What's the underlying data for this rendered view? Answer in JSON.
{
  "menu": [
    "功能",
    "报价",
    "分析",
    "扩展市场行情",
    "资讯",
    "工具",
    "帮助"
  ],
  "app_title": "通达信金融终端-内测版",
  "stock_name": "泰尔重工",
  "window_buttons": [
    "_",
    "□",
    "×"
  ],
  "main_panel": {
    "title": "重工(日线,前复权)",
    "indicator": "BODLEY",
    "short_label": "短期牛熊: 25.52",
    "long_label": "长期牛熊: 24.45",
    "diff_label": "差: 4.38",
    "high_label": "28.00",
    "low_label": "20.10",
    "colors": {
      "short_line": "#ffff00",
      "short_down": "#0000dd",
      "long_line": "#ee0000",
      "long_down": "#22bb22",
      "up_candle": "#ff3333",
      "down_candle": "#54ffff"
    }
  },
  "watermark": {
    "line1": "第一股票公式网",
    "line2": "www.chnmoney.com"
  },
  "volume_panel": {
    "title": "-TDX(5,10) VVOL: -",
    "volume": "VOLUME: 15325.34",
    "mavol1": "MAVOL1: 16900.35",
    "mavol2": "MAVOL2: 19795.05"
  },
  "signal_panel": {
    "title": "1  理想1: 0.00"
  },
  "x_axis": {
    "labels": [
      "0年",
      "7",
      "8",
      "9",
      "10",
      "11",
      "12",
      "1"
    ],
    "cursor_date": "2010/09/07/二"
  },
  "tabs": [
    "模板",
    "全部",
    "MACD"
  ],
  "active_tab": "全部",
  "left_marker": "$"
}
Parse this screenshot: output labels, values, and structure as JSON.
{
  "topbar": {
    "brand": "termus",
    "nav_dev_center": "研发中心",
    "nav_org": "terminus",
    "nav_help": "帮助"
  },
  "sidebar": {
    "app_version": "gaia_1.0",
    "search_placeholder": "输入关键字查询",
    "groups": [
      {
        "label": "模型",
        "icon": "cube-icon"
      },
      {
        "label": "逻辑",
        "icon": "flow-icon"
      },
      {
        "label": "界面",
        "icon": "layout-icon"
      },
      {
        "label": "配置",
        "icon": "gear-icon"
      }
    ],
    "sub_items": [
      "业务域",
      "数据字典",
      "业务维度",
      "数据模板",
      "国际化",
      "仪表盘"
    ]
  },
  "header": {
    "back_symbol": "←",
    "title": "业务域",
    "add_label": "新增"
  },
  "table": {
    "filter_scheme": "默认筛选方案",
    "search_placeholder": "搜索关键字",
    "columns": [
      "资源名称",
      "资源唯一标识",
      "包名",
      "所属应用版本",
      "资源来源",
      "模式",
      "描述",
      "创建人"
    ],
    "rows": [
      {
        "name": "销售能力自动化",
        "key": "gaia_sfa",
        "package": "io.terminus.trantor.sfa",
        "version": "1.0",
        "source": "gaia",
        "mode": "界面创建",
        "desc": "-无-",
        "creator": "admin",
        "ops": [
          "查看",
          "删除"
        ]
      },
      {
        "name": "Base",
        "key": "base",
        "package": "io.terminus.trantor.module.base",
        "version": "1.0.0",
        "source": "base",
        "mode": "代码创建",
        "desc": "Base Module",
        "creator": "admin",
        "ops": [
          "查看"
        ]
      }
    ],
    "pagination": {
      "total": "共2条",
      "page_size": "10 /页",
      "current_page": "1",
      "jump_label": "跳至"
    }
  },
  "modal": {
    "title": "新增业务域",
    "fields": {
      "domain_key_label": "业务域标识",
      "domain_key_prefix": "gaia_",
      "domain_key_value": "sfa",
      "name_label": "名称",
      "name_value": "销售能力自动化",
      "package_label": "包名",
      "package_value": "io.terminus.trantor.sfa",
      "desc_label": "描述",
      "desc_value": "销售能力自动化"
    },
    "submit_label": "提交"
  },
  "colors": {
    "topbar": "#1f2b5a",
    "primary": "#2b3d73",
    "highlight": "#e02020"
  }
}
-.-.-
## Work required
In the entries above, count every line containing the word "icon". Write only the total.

## Reply
4